  • Clear wait times. At the beginning of the line there is a sign informing visitors about the wait time. These have proven to be very accurate.
  • Lines are not ‘in your face’. Visitors know the wait time, but they don’t have to stare at the entire queue while they wait. Many times the line is intentionally hidden from view as it winds around inside and outside, from building to building, and room to room.
  • Comfortable surroundings. Disney gets visitors out of the sun very quickly. Visitors are in the shade and then inside as fast as possible.
  • Wait time entertainment. Around every corner is a new display complete with music, short videos, trivia questions, and more. All themed for the ride and providing welcome relief from the boredom of standing and waiting.

What does this have to do with the contact center? Perhaps the most important lesson is that it is possible to take an unavoidable negative experience (like waiting) and turn it into an experience that minimizes customer frustration and turns it into a much more positive overall experience. Here are a few thoughts on how experience engineering can be employed in the contact center:

  • Offer a callback option. If agents are not immediately available, offer customers the option of a call back. They can thus avoid sitting on hold and even potentially determine the scheduling of the interaction.
  • Offer hold time choices. If customers must wait in a queue, they may prefer to listen to product tips or a specific type of music. Give them choice and you give them some modicum of control. You also buy more time before the customer becomes impatient and unhappy.
  • Be prepared. Take an extra minute to review the account before connecting. In a high wait environment, that extra time will not be noticed and can shorten the call. It can certainly improve the experience for the customer.
  • Route by personality. Connecting callers to agents who best fit the conversational style can put the customer at ease and improve customer experience. This behavioral routing is proven to shorten call duration and improve key measures including sales and retention.
  • Stay on the bright side. When confronted with less than perfect solutions, present them in the best light. Instead of saying “You’ll have to reschedule for tomorrow” when a flight is cancelled, say “The system automatically rebooked you on the same flight tomorrow afternoon, but it looks like I can get you on the first flight of the day.”
  • Avert next issues. Set expectations with the customer about next steps. The contact center is in the best position to predict problems that might arise following the current issue.
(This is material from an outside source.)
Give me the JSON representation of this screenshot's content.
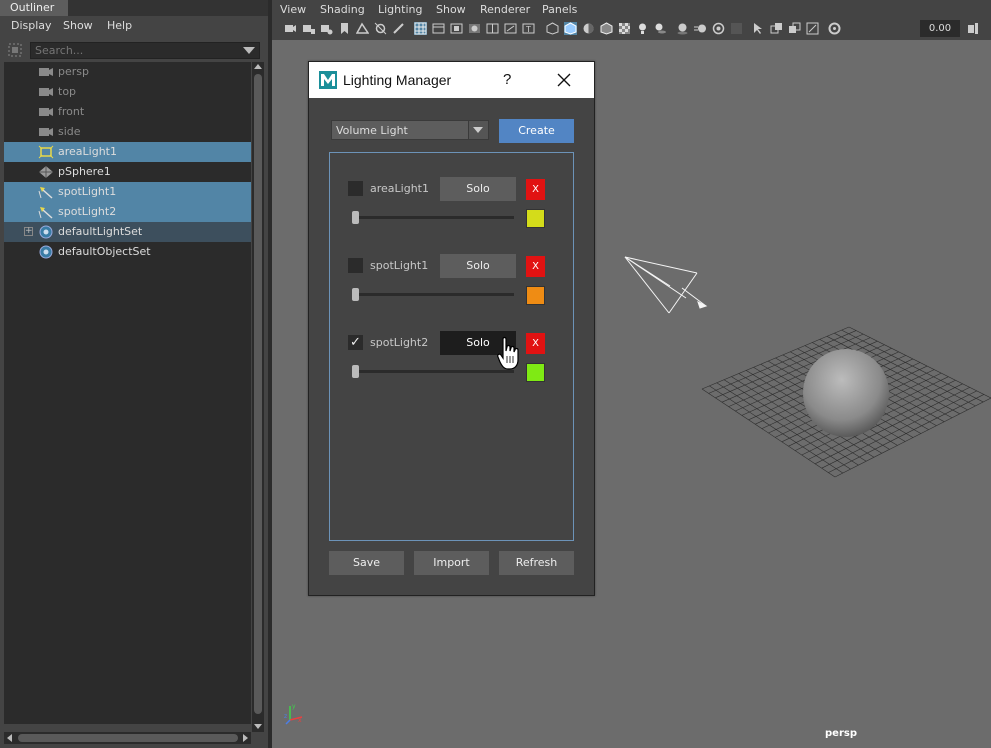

Try to address those issues too.
  • Change the perspective. Move customers off the negative by changing how they see the problem. Slow elevators caused complaints at a large hospital. Experts were consulted, concluding that the speed could not be improved. Instead, the hospital added mirrors to the doors. Complaints dropped because the mirrors diverted attention.

Experiences can be engineered. They should be engineered. They create a better interaction for everyone, leading to reduced customer effort, improved loyalty, and better contact center results.